Most palpably, survivors with disabilities drew on their experiences to energize a larger movement advocating for Native Hawaiian self-determination and working-class people in the late 1970s. Demanding “Justice, Not Charity,” Hansen’s disease patients refused to be displaced from their cherished “home away from home,” an outpatient facility called Hale Mōhalu. The state health department sought to tear down the buildings and move patients to a larger hospital. Eventually, patients were evicted, but they gained significant political visibility and authority. They later pushed successfully for affordable housing units for senior citizens and people with disabilities on the original site.
This activism by survivors raised awareness of the disenfranchisement of Native Hawaiians in their own homeland. Their eviction struggle launched subsequent demonstrations against land expropriation that have continued apace, most recently against the Thirty Meter Telescope atop Mauna Kea.
Covid-19 and Hansen’s disease are not the same epidemic event, of course. The novel coronavirus is a highly contagious virus, while Hansen’s disease is a slow-growing, minimally contagious bacterial illness.
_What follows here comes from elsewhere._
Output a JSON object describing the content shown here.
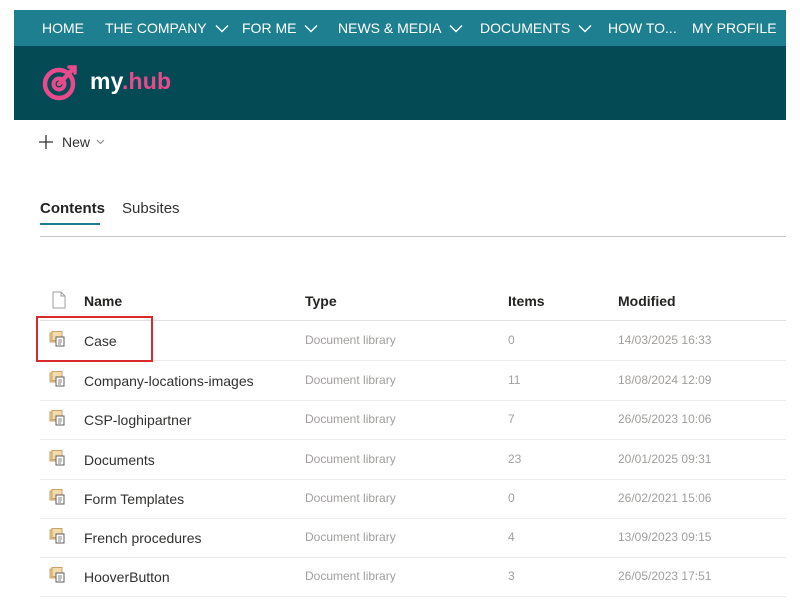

The social distancing measures in place for the past year to control the coronavirus are mild relative to the medical incarceration policy enforced in Hawaii for a century. Yet both expose systemic health inequalities. Today, Native Hawaiians, Pacific Islanders, Native Americans, African Americans and Latinos are experiencing disproportionately higher rates of coronavirus infection compared with Whites.
The history of Hansen’s disease reminds us that pandemics change us. More than 535,000 Americans have died of the coronavirus to date. Others continue to experience a “long covid” syndrome. Vaccines cannot mend intergenerational losses and grief. However, we can listen to survivors about their needs, and work to provide community support and resources: accessible education, housing and pathways to employment. Rather than abandoning experiences of the pandemic, incorporating memories of illness, struggle and survival will shape a different, and perhaps better, normal going forward.